▸ TASK STATEMENT
Write every line below out again exactly, images omitted.

▸ RECORDS SHOWN

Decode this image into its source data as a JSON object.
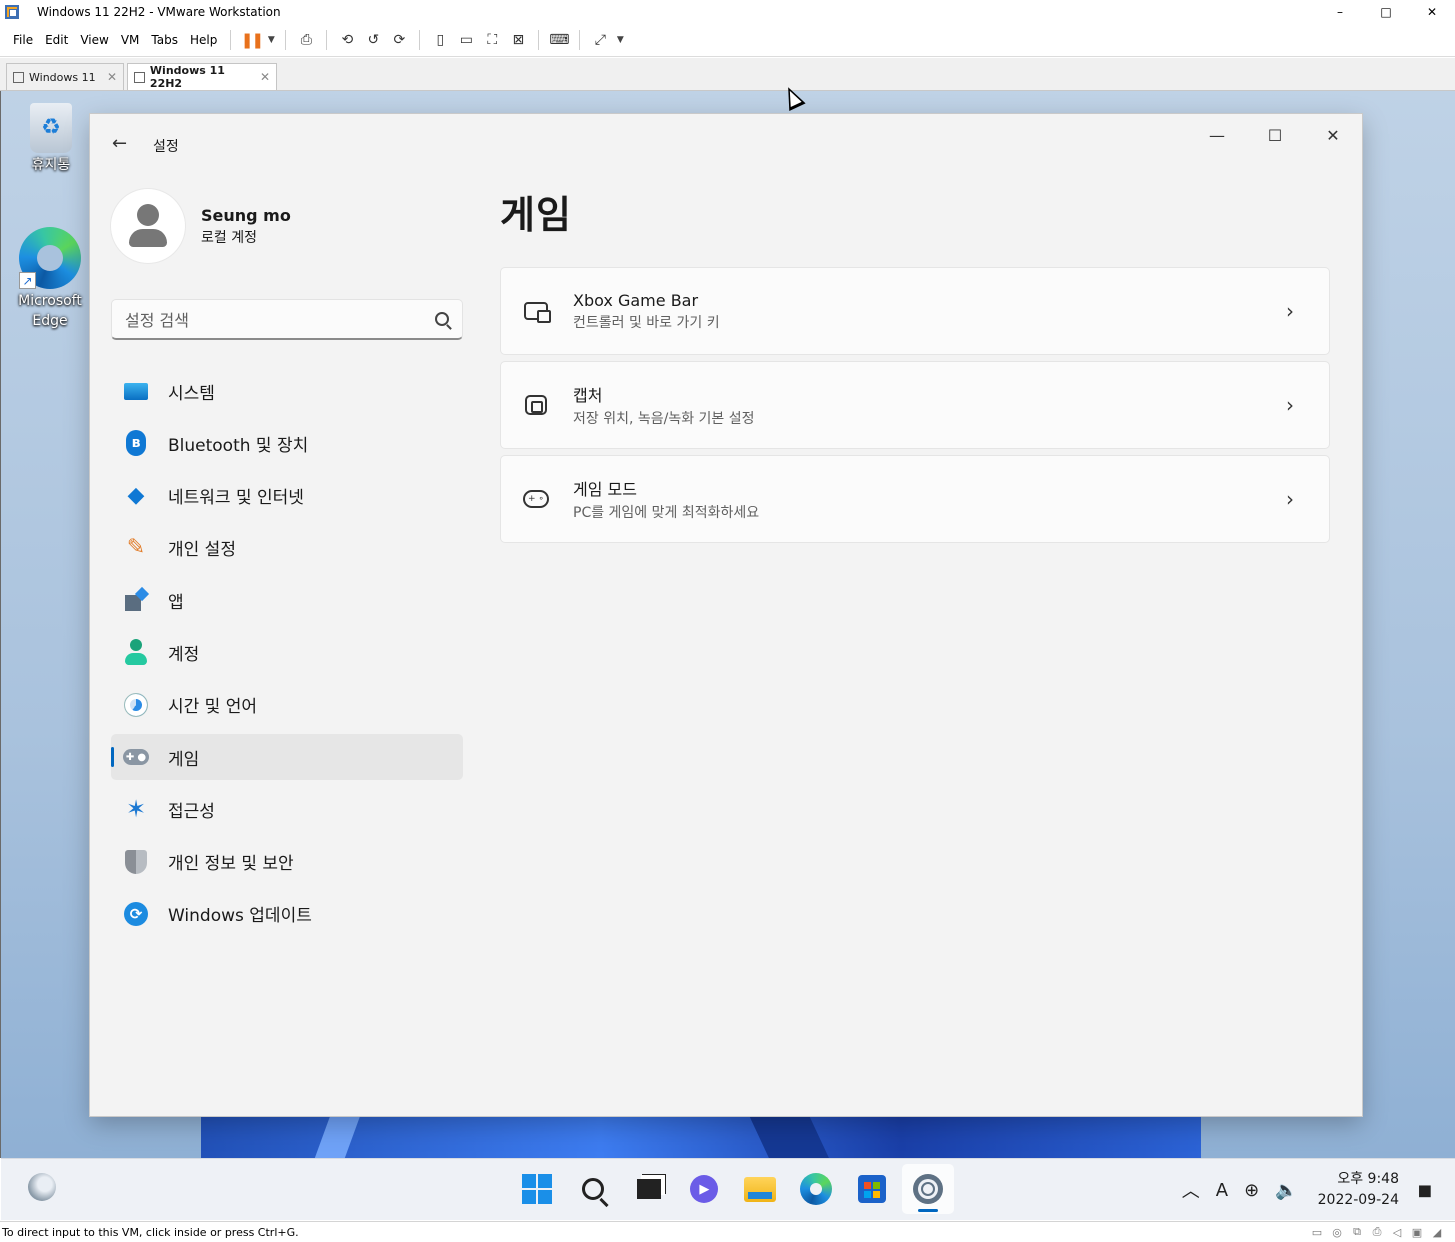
{
  "vmware": {
    "window_title": "Windows 11 22H2 - VMware Workstation",
    "window_controls": {
      "minimize": "–",
      "maximize": "□",
      "close": "✕"
    },
    "menu": [
      "File",
      "Edit",
      "View",
      "VM",
      "Tabs",
      "Help"
    ],
    "tabs": [
      {
        "label": "Windows 11",
        "active": false
      },
      {
        "label": "Windows 11 22H2",
        "active": true
      }
    ],
    "status_text": "To direct input to this VM, click inside or press Ctrl+G."
  },
  "desktop": {
    "icons": [
      {
        "label": "휴지통"
      },
      {
        "label": "Microsoft Edge"
      }
    ]
  },
  "settings": {
    "app_title": "설정",
    "profile": {
      "name": "Seung mo",
      "account_type": "로컬 계정"
    },
    "search_placeholder": "설정 검색",
    "nav": [
      {
        "label": "시스템",
        "icon": "system-icon"
      },
      {
        "label": "Bluetooth 및 장치",
        "icon": "bluetooth-icon"
      },
      {
        "label": "네트워크 및 인터넷",
        "icon": "wifi-icon"
      },
      {
        "label": "개인 설정",
        "icon": "brush-icon"
      },
      {
        "label": "앱",
        "icon": "apps-icon"
      },
      {
        "label": "계정",
        "icon": "account-icon"
      },
      {
        "label": "시간 및 언어",
        "icon": "clock-globe-icon"
      },
      {
        "label": "게임",
        "icon": "gamepad-icon",
        "selected": true
      },
      {
        "label": "접근성",
        "icon": "accessibility-icon"
      },
      {
        "label": "개인 정보 및 보안",
        "icon": "shield-icon"
      },
      {
        "label": "Windows 업데이트",
        "icon": "update-icon"
      }
    ],
    "page_title": "게임",
    "cards": [
      {
        "title": "Xbox Game Bar",
        "subtitle": "컨트롤러 및 바로 가기 키",
        "icon": "game-bar-icon"
      },
      {
        "title": "캡처",
        "subtitle": "저장 위치, 녹음/녹화 기본 설정",
        "icon": "capture-icon"
      },
      {
        "title": "게임 모드",
        "subtitle": "PC를 게임에 맞게 최적화하세요",
        "icon": "game-mode-icon"
      }
    ]
  },
  "taskbar": {
    "apps": [
      "start",
      "search",
      "task-view",
      "chat",
      "file-explorer",
      "edge",
      "store",
      "settings"
    ],
    "active_app": "settings",
    "ime": "A",
    "time": "오후 9:48",
    "date": "2022-09-24"
  },
  "colors": {
    "accent": "#0067c0",
    "settings_bg": "#f3f3f3",
    "card_bg": "#fbfbfb"
  }
}
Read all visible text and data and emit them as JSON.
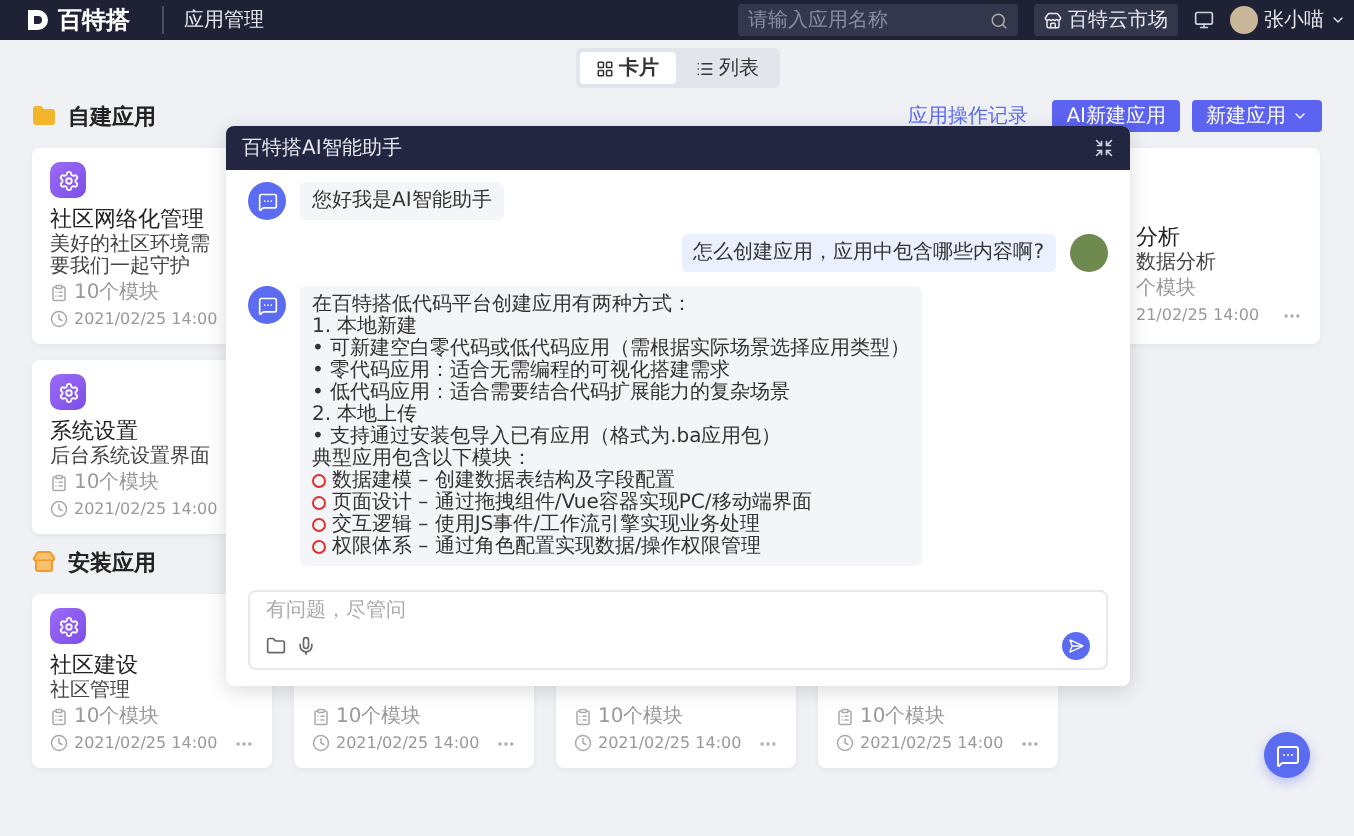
{
  "header": {
    "logo": "百特搭",
    "title": "应用管理",
    "search": {
      "placeholder": "请输入应用名称"
    },
    "market": "百特云市场",
    "user": "张小喵"
  },
  "view_toggle": [
    {
      "label": "卡片",
      "selected": true
    },
    {
      "label": "列表",
      "selected": false
    }
  ],
  "sections": [
    {
      "kind": "folder",
      "title": "自建应用",
      "actions": {
        "link": "应用操作记录",
        "ai_button": "AI新建应用",
        "new_button": "新建应用"
      },
      "cards": [
        {
          "kind": "full",
          "title": "社区网络化管理",
          "description": "美好的社区环境需要我们一起守护",
          "modules": "10个模块",
          "date": "2021/02/25 14:00"
        },
        {
          "kind": "covered"
        },
        {
          "kind": "covered"
        },
        {
          "kind": "covered"
        },
        {
          "kind": "right",
          "title": "分析",
          "description": "数据分析",
          "modules": "个模块",
          "date": "21/02/25 14:00"
        },
        {
          "kind": "full",
          "title": "系统设置",
          "description": "后台系统设置界面",
          "modules": "10个模块",
          "date": "2021/02/25 14:00"
        }
      ]
    },
    {
      "kind": "store",
      "title": "安装应用",
      "cards": [
        {
          "kind": "full",
          "title": "社区建设",
          "description": "社区管理",
          "modules": "10个模块",
          "date": "2021/02/25 14:00"
        },
        {
          "kind": "bottom",
          "modules": "10个模块",
          "date": "2021/02/25 14:00"
        },
        {
          "kind": "bottom",
          "modules": "10个模块",
          "date": "2021/02/25 14:00"
        },
        {
          "kind": "bottom",
          "modules": "10个模块",
          "date": "2021/02/25 14:00"
        }
      ]
    }
  ],
  "chat": {
    "title": "百特搭AI智能助手",
    "messages": [
      {
        "kind": "bot",
        "text": "您好我是AI智能助手"
      },
      {
        "kind": "user",
        "text": "怎么创建应用，应用中包含哪些内容啊?"
      },
      {
        "kind": "bot",
        "lines": [
          {
            "kind": "text",
            "text": "在百特搭低代码平台创建应用有两种方式："
          },
          {
            "kind": "text",
            "text": "1. 本地新建"
          },
          {
            "kind": "text",
            "text": "• 可新建空白零代码或低代码应用（需根据实际场景选择应用类型）"
          },
          {
            "kind": "text",
            "text": "• 零代码应用：适合无需编程的可视化搭建需求"
          },
          {
            "kind": "text",
            "text": "• 低代码应用：适合需要结合代码扩展能力的复杂场景"
          },
          {
            "kind": "text",
            "text": "2. 本地上传"
          },
          {
            "kind": "text",
            "text": "• 支持通过安装包导入已有应用（格式为.ba应用包）"
          },
          {
            "kind": "text",
            "text": "典型应用包含以下模块："
          },
          {
            "kind": "module",
            "text": "数据建模 – 创建数据表结构及字段配置"
          },
          {
            "kind": "module",
            "text": "页面设计 – 通过拖拽组件/Vue容器实现PC/移动端界面"
          },
          {
            "kind": "module",
            "text": "交互逻辑 – 使用JS事件/工作流引擎实现业务处理"
          },
          {
            "kind": "module",
            "text": "权限体系 – 通过角色配置实现数据/操作权限管理"
          }
        ]
      }
    ],
    "input": {
      "placeholder": "有问题，尽管问"
    }
  }
}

▸ YOUR SOLUTION
Decode this image into its source data as a JSON object.
{
  "vmware": {
    "window_title": "Windows 11 22H2 - VMware Workstation",
    "window_controls": {
      "minimize": "–",
      "maximize": "□",
      "close": "✕"
    },
    "menu": [
      "File",
      "Edit",
      "View",
      "VM",
      "Tabs",
      "Help"
    ],
    "tabs": [
      {
        "label": "Windows 11",
        "active": false
      },
      {
        "label": "Windows 11 22H2",
        "active": true
      }
    ],
    "status_text": "To direct input to this VM, click inside or press Ctrl+G."
  },
  "desktop": {
    "icons": [
      {
        "label": "휴지통"
      },
      {
        "label": "Microsoft Edge"
      }
    ]
  },
  "settings": {
    "app_title": "설정",
    "profile": {
      "name": "Seung mo",
      "account_type": "로컬 계정"
    },
    "search_placeholder": "설정 검색",
    "nav": [
      {
        "label": "시스템",
        "icon": "system-icon"
      },
      {
        "label": "Bluetooth 및 장치",
        "icon": "bluetooth-icon"
      },
      {
        "label": "네트워크 및 인터넷",
        "icon": "wifi-icon"
      },
      {
        "label": "개인 설정",
        "icon": "brush-icon"
      },
      {
        "label": "앱",
        "icon": "apps-icon"
      },
      {
        "label": "계정",
        "icon": "account-icon"
      },
      {
        "label": "시간 및 언어",
        "icon": "clock-globe-icon"
      },
      {
        "label": "게임",
        "icon": "gamepad-icon",
        "selected": true
      },
      {
        "label": "접근성",
        "icon": "accessibility-icon"
      },
      {
        "label": "개인 정보 및 보안",
        "icon": "shield-icon"
      },
      {
        "label": "Windows 업데이트",
        "icon": "update-icon"
      }
    ],
    "page_title": "게임",
    "cards": [
      {
        "title": "Xbox Game Bar",
        "subtitle": "컨트롤러 및 바로 가기 키",
        "icon": "game-bar-icon"
      },
      {
        "title": "캡처",
        "subtitle": "저장 위치, 녹음/녹화 기본 설정",
        "icon": "capture-icon"
      },
      {
        "title": "게임 모드",
        "subtitle": "PC를 게임에 맞게 최적화하세요",
        "icon": "game-mode-icon"
      }
    ]
  },
  "taskbar": {
    "apps": [
      "start",
      "search",
      "task-view",
      "chat",
      "file-explorer",
      "edge",
      "store",
      "settings"
    ],
    "active_app": "settings",
    "ime": "A",
    "time": "오후 9:48",
    "date": "2022-09-24"
  },
  "colors": {
    "accent": "#0067c0",
    "settings_bg": "#f3f3f3",
    "card_bg": "#fbfbfb"
  }
}
Read all visible text and data and emit them as JSON.
{
  "header": {
    "logo": "百特搭",
    "title": "应用管理",
    "search": {
      "placeholder": "请输入应用名称"
    },
    "market": "百特云市场",
    "user": "张小喵"
  },
  "view_toggle": [
    {
      "label": "卡片",
      "selected": true
    },
    {
      "label": "列表",
      "selected": false
    }
  ],
  "sections": [
    {
      "kind": "folder",
      "title": "自建应用",
      "actions": {
        "link": "应用操作记录",
        "ai_button": "AI新建应用",
        "new_button": "新建应用"
      },
      "cards": [
        {
          "kind": "full",
          "title": "社区网络化管理",
          "description": "美好的社区环境需要我们一起守护",
          "modules": "10个模块",
          "date": "2021/02/25 14:00"
        },
        {
          "kind": "covered"
        },
        {
          "kind": "covered"
        },
        {
          "kind": "covered"
        },
        {
          "kind": "right",
          "title": "分析",
          "description": "数据分析",
          "modules": "个模块",
          "date": "21/02/25 14:00"
        },
        {
          "kind": "full",
          "title": "系统设置",
          "description": "后台系统设置界面",
          "modules": "10个模块",
          "date": "2021/02/25 14:00"
        }
      ]
    },
    {
      "kind": "store",
      "title": "安装应用",
      "cards": [
        {
          "kind": "full",
          "title": "社区建设",
          "description": "社区管理",
          "modules": "10个模块",
          "date": "2021/02/25 14:00"
        },
        {
          "kind": "bottom",
          "modules": "10个模块",
          "date": "2021/02/25 14:00"
        },
        {
          "kind": "bottom",
          "modules": "10个模块",
          "date": "2021/02/25 14:00"
        },
        {
          "kind": "bottom",
          "modules": "10个模块",
          "date": "2021/02/25 14:00"
        }
      ]
    }
  ],
  "chat": {
    "title": "百特搭AI智能助手",
    "messages": [
      {
        "kind": "bot",
        "text": "您好我是AI智能助手"
      },
      {
        "kind": "user",
        "text": "怎么创建应用，应用中包含哪些内容啊?"
      },
      {
        "kind": "bot",
        "lines": [
          {
            "kind": "text",
            "text": "在百特搭低代码平台创建应用有两种方式："
          },
          {
            "kind": "text",
            "text": "1. 本地新建"
          },
          {
            "kind": "text",
            "text": "• 可新建空白零代码或低代码应用（需根据实际场景选择应用类型）"
          },
          {
            "kind": "text",
            "text": "• 零代码应用：适合无需编程的可视化搭建需求"
          },
          {
            "kind": "text",
            "text": "• 低代码应用：适合需要结合代码扩展能力的复杂场景"
          },
          {
            "kind": "text",
            "text": "2. 本地上传"
          },
          {
            "kind": "text",
            "text": "• 支持通过安装包导入已有应用（格式为.ba应用包）"
          },
          {
            "kind": "text",
            "text": "典型应用包含以下模块："
          },
          {
            "kind": "module",
            "text": "数据建模 – 创建数据表结构及字段配置"
          },
          {
            "kind": "module",
            "text": "页面设计 – 通过拖拽组件/Vue容器实现PC/移动端界面"
          },
          {
            "kind": "module",
            "text": "交互逻辑 – 使用JS事件/工作流引擎实现业务处理"
          },
          {
            "kind": "module",
            "text": "权限体系 – 通过角色配置实现数据/操作权限管理"
          }
        ]
      }
    ],
    "input": {
      "placeholder": "有问题，尽管问"
    }
  }
}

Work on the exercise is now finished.